The film traces Kehinde Wiley in the lead-up to one of his shows, following him from urban 125th Street in Harlem to a inspiring paint studio in Beijing back to an upscale art gallery in New York. Yet it is the trajectory of the path taken, the uniqueness of the characters involved and the disdain for the ordinary which sets the plot apart, realizing that truth is more important than image, even if it is Art which remains the topic. Filmed in partnership with PBS and lending itself more towards documentary than feature, it should be required viewing for anyone with an opinion on what constitutes “Art” and similarly, those who judge others based on color, gender or income.
The film itself was clearly inspiring but what gives credence to any good media is the discussion which it creates; the willingness to change our outlook, either reaffirming our beliefs about a certain topic or reconsidering our viewpoint, taken from a different perspective. An expert in such affairs, Mr. Dees picked three incredibly educated and articulate guests to help lead the analysis which saw varying degrees of opinion, the whole time recognizing that comfort was not of paramount importance, rather it was an understanding of true identity which we were after.
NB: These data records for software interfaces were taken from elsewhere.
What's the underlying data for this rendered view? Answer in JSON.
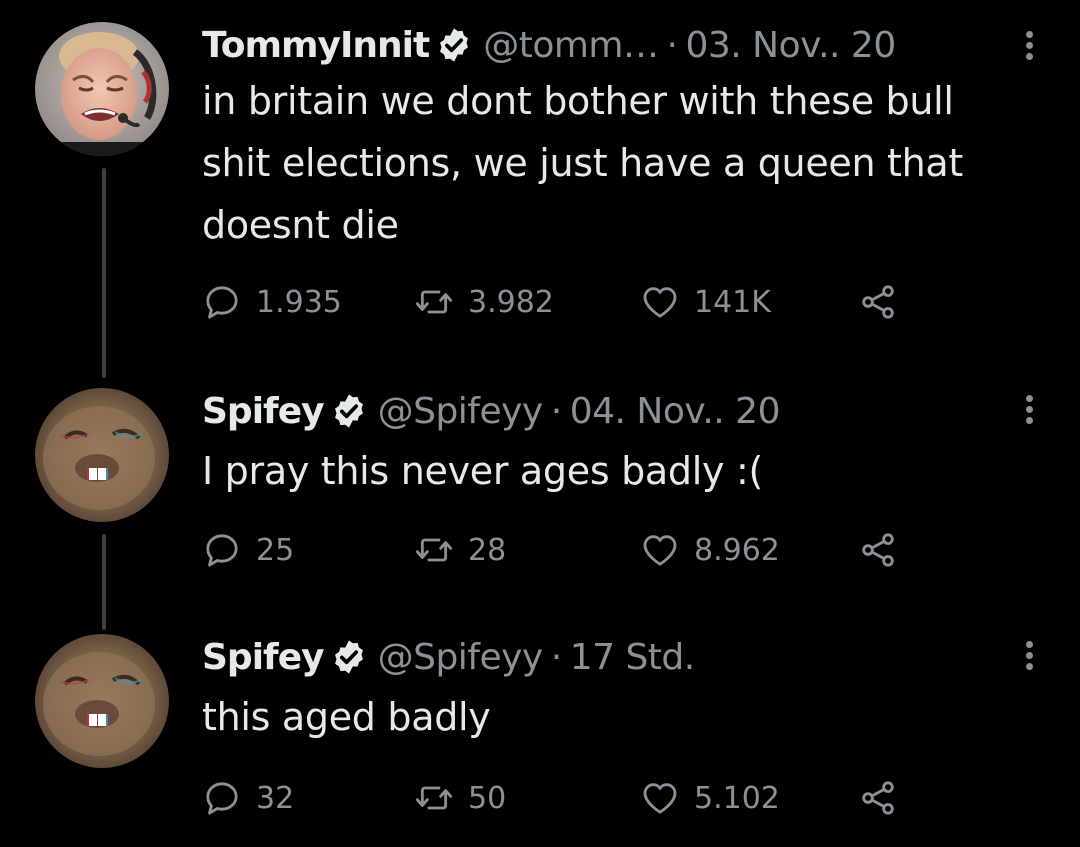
{
  "thread": [
    {
      "author": "TommyInnit",
      "handle": "@tomm…",
      "separator": "·",
      "date": "03. Nov.. 20",
      "text": "in britain we dont bother with these bull shit elections, we just have a queen that doesnt die",
      "replies": "1.935",
      "retweets": "3.982",
      "likes": "141K"
    },
    {
      "author": "Spifey",
      "handle": "@Spifeyy",
      "separator": "·",
      "date": "04. Nov.. 20",
      "text": "I pray this never ages badly :(",
      "replies": "25",
      "retweets": "28",
      "likes": "8.962"
    },
    {
      "author": "Spifey",
      "handle": "@Spifeyy",
      "separator": "·",
      "date": "17 Std.",
      "text": "this aged badly",
      "replies": "32",
      "retweets": "50",
      "likes": "5.102"
    }
  ],
  "icons": {
    "verified": "verified-badge-icon",
    "reply": "reply-icon",
    "retweet": "retweet-icon",
    "like": "heart-icon",
    "share": "share-icon",
    "more": "more-vertical-icon"
  },
  "colors": {
    "background": "#000000",
    "text": "#e6e9ea",
    "secondary": "#8b9196",
    "thread_line": "#3d4145"
  }
}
In addition to myself (Note: the only “white” person in the room) there were both local Ethiopians as well as Diaspora, each with valid points and legitimate concerns on the topics raised in the film, be it the femininity expressed through the models, the stereotypes perpetrated by the artist or the economic inequality highlighted by the designs. Voices were heard through the sharing of ideas, a Democratic means of expression alive in this little enclave of cultural education. I found myself sitting in wonder at the level of sociocultural understanding within the room, wishful that I could replicate it in my more rural classrooms but cognizant that this was a special moment- an afternoon to which I was invited by Learned, whom I consider more of a mentor than a colleague- to witness the possibilities which an educational conversation can have on people where there was simultaneous agreement over differences and the ability to celebrate them.
While I continue to teach in an overseas setting, I admittedly sometimes miss the classroom discussions which tackle the beautiful complexities associated with gender, race and economics. The students I see on a daily basis are incredible, molded through their realities which be it in Korea or Ethiopia don’t always include elevated discourse on societal issues relating to marginalized topics. For me then, it was a special treat to partake in this film showing and discussion as it pertains to Black History Month, with topics which reached beyond the ideas of race, instead touching upon the whole being of us as individuals working together to find collective solutions while celebrating our differences…